(Entries from a dataset of interfaces)
● ● ● ● ●

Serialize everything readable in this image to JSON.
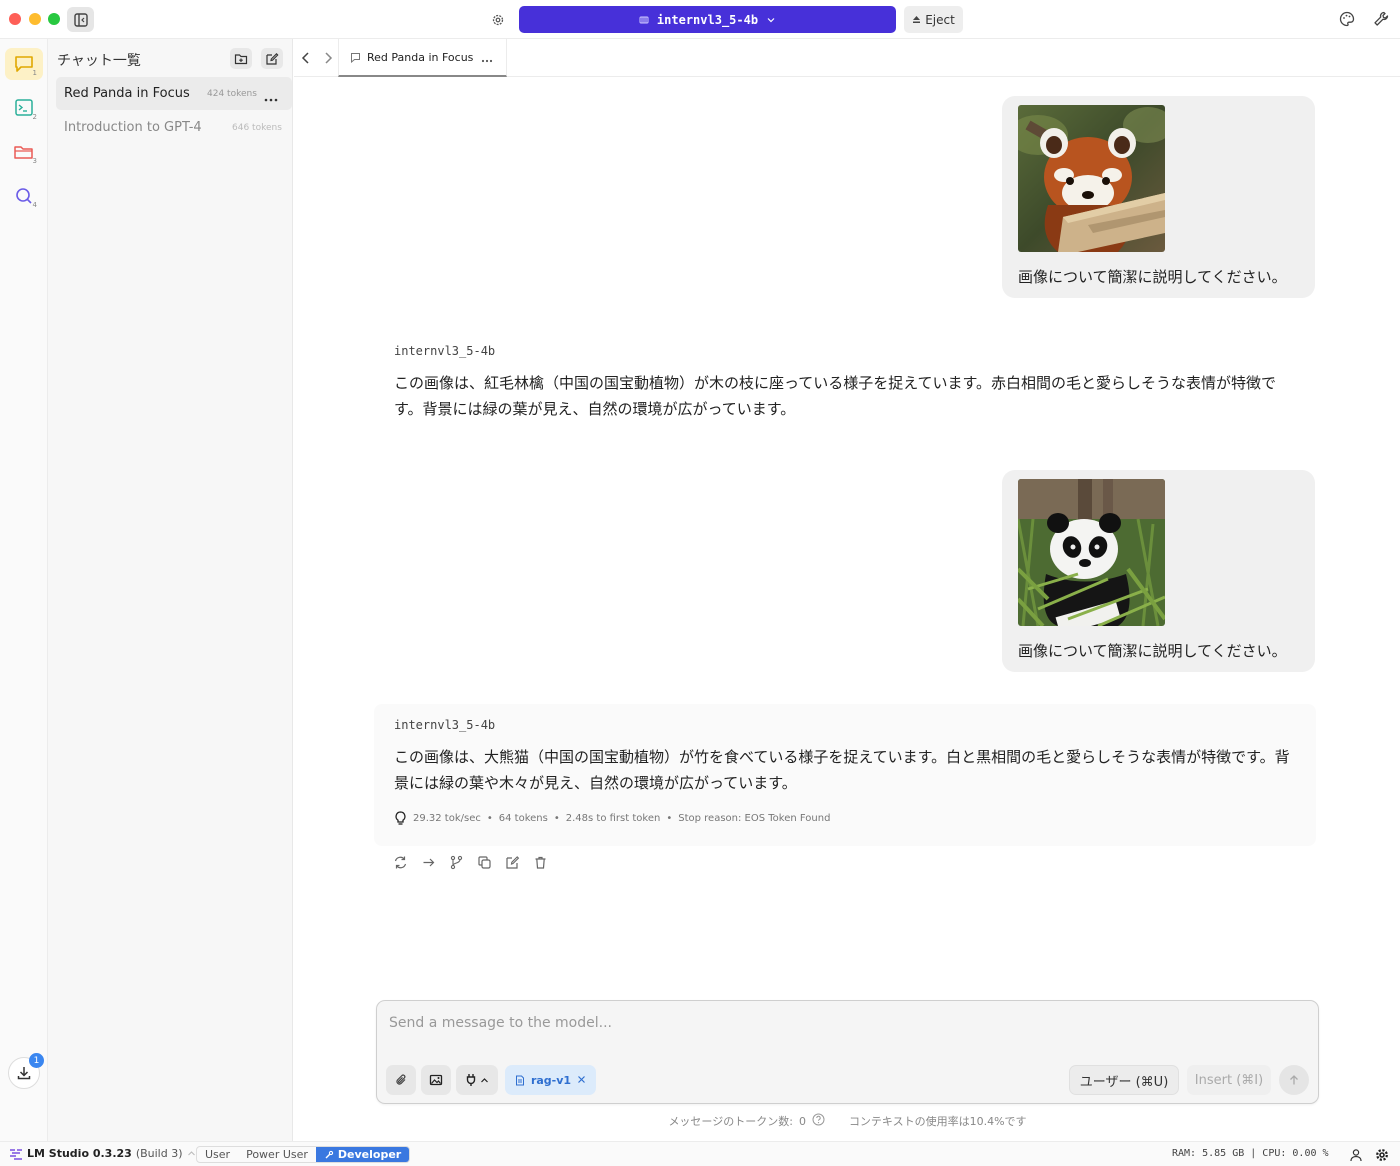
{
  "titlebar": {
    "model_name": "internvl3_5-4b",
    "eject_label": "Eject"
  },
  "activity": {
    "items": [
      {
        "icon": "chat-icon",
        "badge": "1"
      },
      {
        "icon": "terminal-icon",
        "badge": "2"
      },
      {
        "icon": "folder-icon",
        "badge": "3"
      },
      {
        "icon": "search-icon",
        "badge": "4"
      }
    ],
    "download_badge": "1"
  },
  "chatlist": {
    "title": "チャット一覧",
    "items": [
      {
        "title": "Red Panda in Focus",
        "tokens": "424 tokens"
      },
      {
        "title": "Introduction to GPT-4",
        "tokens": "646 tokens"
      }
    ]
  },
  "tab": {
    "title": "Red Panda in Focus"
  },
  "messages": {
    "user": [
      {
        "text": "画像について簡潔に説明してください。",
        "image": "red-panda-photo"
      },
      {
        "text": "画像について簡潔に説明してください。",
        "image": "giant-panda-photo"
      }
    ],
    "assistant": [
      {
        "model": "internvl3_5-4b",
        "text": "この画像は、紅毛林檎（中国の国宝動植物）が木の枝に座っている様子を捉えています。赤白相間の毛と愛らしそうな表情が特徴です。背景には緑の葉が見え、自然の環境が広がっています。"
      },
      {
        "model": "internvl3_5-4b",
        "text": "この画像は、大熊猫（中国の国宝動植物）が竹を食べている様子を捉えています。白と黒相間の毛と愛らしそうな表情が特徴です。背景には緑の葉や木々が見え、自然の環境が広がっています。"
      }
    ],
    "stats": {
      "speed": "29.32 tok/sec",
      "tokens": "64 tokens",
      "first_token": "2.48s to first token",
      "stop": "Stop reason: EOS Token Found"
    }
  },
  "composer": {
    "placeholder": "Send a message to the model...",
    "value": "",
    "rag_label": "rag-v1",
    "role_label": "ユーザー (⌘U)",
    "insert_label": "Insert (⌘I)",
    "token_count_label": "メッセージのトークン数:",
    "token_count": "0",
    "context_usage": "コンテキストの使用率は10.4%です"
  },
  "statusbar": {
    "app_name": "LM Studio 0.3.23",
    "build": "(Build 3)",
    "modes": [
      "User",
      "Power User",
      "Developer"
    ],
    "active_mode": "Developer",
    "sysinfo": "RAM: 5.85 GB  |  CPU: 0.00 %"
  },
  "colors": {
    "accent": "#4730d9",
    "developer_mode": "#3a78e0",
    "rag_chip": "#dcebfb"
  }
}
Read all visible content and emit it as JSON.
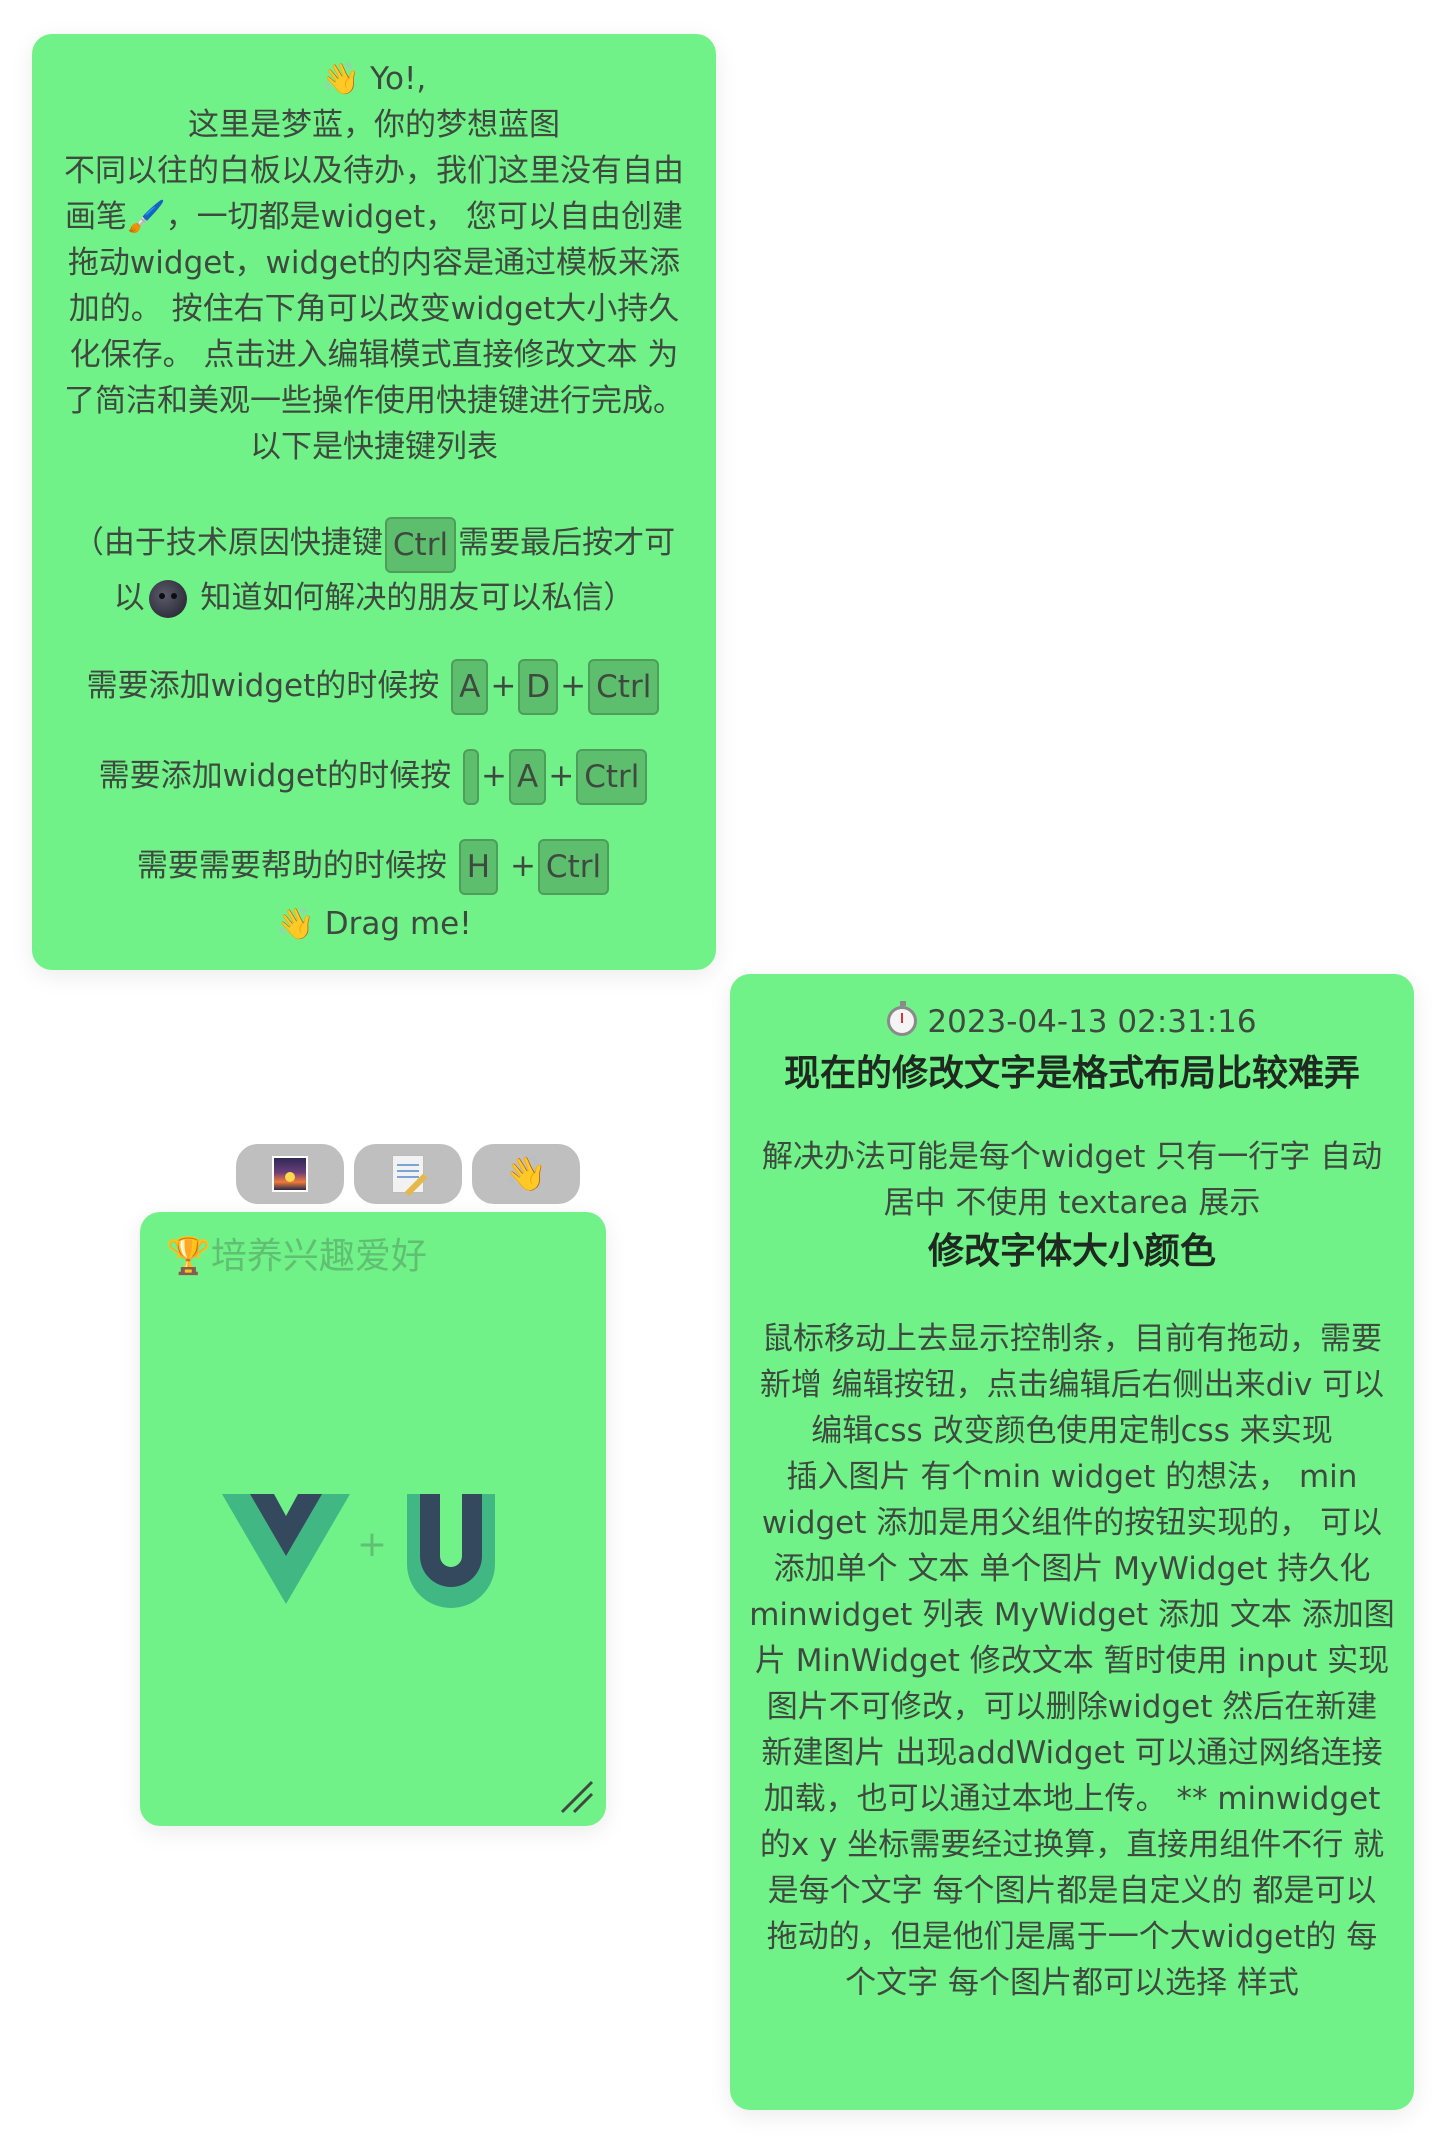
{
  "intro_card": {
    "greeting": "👋 Yo!,",
    "lines": [
      "这里是梦蓝，你的梦想蓝图",
      "不同以往的白板以及待办，我们这里没有自由",
      "画笔🖌️，一切都是widget， 您可以自由创建",
      "拖动widget，widget的内容是通过模板来添",
      "加的。 按住右下角可以改变widget大小持久",
      "化保存。 点击进入编辑模式直接修改文本 为",
      "了简洁和美观一些操作使用快捷键进行完成。",
      "以下是快捷键列表"
    ],
    "note_before_key": "（由于技术原因快捷键",
    "note_key": "Ctrl",
    "note_after_key": "需要最后按才可",
    "note_line2_prefix": "以",
    "note_line2_suffix": " 知道如何解决的朋友可以私信）",
    "shortcuts": [
      {
        "label": "需要添加widget的时候按",
        "keys": [
          "A",
          "D",
          "Ctrl"
        ]
      },
      {
        "label": "需要添加widget的时候按",
        "keys": [
          "",
          "A",
          "Ctrl"
        ]
      },
      {
        "label": "需要需要帮助的时候按",
        "keys": [
          "H",
          "Ctrl"
        ]
      }
    ],
    "plus": "+",
    "drag_text": "👋 Drag me!"
  },
  "toolbar": {
    "image_icon": "image-icon",
    "edit_icon": "memo-icon",
    "drag_icon": "👋"
  },
  "hobby_card": {
    "trophy": "🏆",
    "title": "培养兴趣爱好",
    "plus": "+"
  },
  "notes_card": {
    "timestamp": "2023-04-13 02:31:16",
    "heading1": "现在的修改文字是格式布局比较难弄",
    "para1": [
      "解决办法可能是每个widget 只有一行字 自动",
      "居中 不使用 textarea 展示"
    ],
    "heading2": "修改字体大小颜色",
    "para2": [
      "鼠标移动上去显示控制条，目前有拖动，需要",
      "新增 编辑按钮，点击编辑后右侧出来div 可以",
      "编辑css 改变颜色使用定制css 来实现",
      "插入图片 有个min widget 的想法， min",
      "widget 添加是用父组件的按钮实现的， 可以",
      "添加单个 文本 单个图片 MyWidget 持久化",
      "minwidget 列表 MyWidget 添加 文本 添加图",
      "片 MinWidget 修改文本 暂时使用 input 实现",
      "图片不可修改，可以删除widget 然后在新建",
      "新建图片 出现addWidget 可以通过网络连接",
      "加载，也可以通过本地上传。 ** minwidget",
      "的x y 坐标需要经过换算，直接用组件不行 就",
      "是每个文字 每个图片都是自定义的 都是可以",
      "拖动的，但是他们是属于一个大widget的 每",
      "个文字 每个图片都可以选择 样式"
    ]
  },
  "colors": {
    "card_bg": "#71f288",
    "key_bg": "#5dbf6d",
    "vue_dark": "#35495e",
    "vue_green": "#41b883"
  }
}
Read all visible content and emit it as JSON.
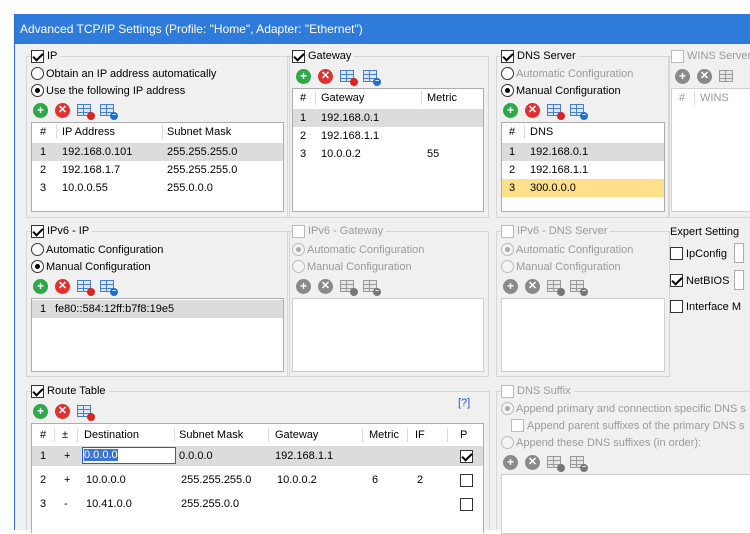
{
  "window": {
    "title": "Advanced TCP/IP Settings (Profile: \"Home\", Adapter: \"Ethernet\")"
  },
  "ip": {
    "title": "IP",
    "checked": true,
    "radio_auto": "Obtain an IP address automatically",
    "radio_manual": "Use the following IP address",
    "headers": [
      "#",
      "IP Address",
      "Subnet Mask"
    ],
    "rows": [
      [
        "1",
        "192.168.0.101",
        "255.255.255.0"
      ],
      [
        "2",
        "192.168.1.7",
        "255.255.255.0"
      ],
      [
        "3",
        "10.0.0.55",
        "255.0.0.0"
      ]
    ]
  },
  "gateway": {
    "title": "Gateway",
    "checked": true,
    "headers": [
      "#",
      "Gateway",
      "Metric"
    ],
    "rows": [
      [
        "1",
        "192.168.0.1",
        ""
      ],
      [
        "2",
        "192.168.1.1",
        ""
      ],
      [
        "3",
        "10.0.0.2",
        "55"
      ]
    ]
  },
  "dns": {
    "title": "DNS Server",
    "checked": true,
    "radio_auto": "Automatic Configuration",
    "radio_manual": "Manual Configuration",
    "headers": [
      "#",
      "DNS"
    ],
    "rows": [
      [
        "1",
        "192.168.0.1"
      ],
      [
        "2",
        "192.168.1.1"
      ],
      [
        "3",
        "300.0.0.0"
      ]
    ]
  },
  "wins": {
    "title": "WINS Server",
    "headers": [
      "#",
      "WINS"
    ]
  },
  "ipv6": {
    "title": "IPv6 - IP",
    "checked": true,
    "radio_auto": "Automatic Configuration",
    "radio_manual": "Manual Configuration",
    "rows": [
      [
        "1",
        "fe80::584:12ff:b7f8:19e5"
      ]
    ]
  },
  "ipv6_gateway": {
    "title": "IPv6 - Gateway",
    "radio_auto": "Automatic Configuration",
    "radio_manual": "Manual Configuration"
  },
  "ipv6_dns": {
    "title": "IPv6 - DNS Server",
    "radio_auto": "Automatic Configuration",
    "radio_manual": "Manual Configuration"
  },
  "expert": {
    "title": "Expert Setting",
    "ipconfig": "IpConfig",
    "netbios": "NetBIOS",
    "interface": "Interface M"
  },
  "route": {
    "title": "Route Table",
    "checked": true,
    "help": "[?]",
    "headers": [
      "#",
      "±",
      "Destination",
      "Subnet Mask",
      "Gateway",
      "Metric",
      "IF",
      "P"
    ],
    "rows": [
      [
        "1",
        "+",
        "0.0.0.0",
        "0.0.0.0",
        "192.168.1.1",
        "",
        "",
        "checked"
      ],
      [
        "2",
        "+",
        "10.0.0.0",
        "255.255.255.0",
        "10.0.0.2",
        "6",
        "2",
        ""
      ],
      [
        "3",
        "-",
        "10.41.0.0",
        "255.255.0.0",
        "",
        "",
        "",
        ""
      ]
    ]
  },
  "dns_suffix": {
    "title": "DNS Suffix",
    "opt1": "Append primary and connection specific DNS s",
    "opt2": "Append parent suffixes of the primary DNS s",
    "opt3": "Append these DNS suffixes (in order):"
  },
  "colors": {
    "titlebar": "#2f7bd9",
    "selected_row": "#dcdcdc",
    "invalid_row": "#ffe08a",
    "add": "#2fa84a",
    "delete": "#e03131"
  }
}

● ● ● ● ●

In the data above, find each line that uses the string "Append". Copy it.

    "opt1": "Append primary and connection specific DNS s",
    "opt2": "Append parent suffixes of the primary DNS s",
    "opt3": "Append these DNS suffixes (in order):"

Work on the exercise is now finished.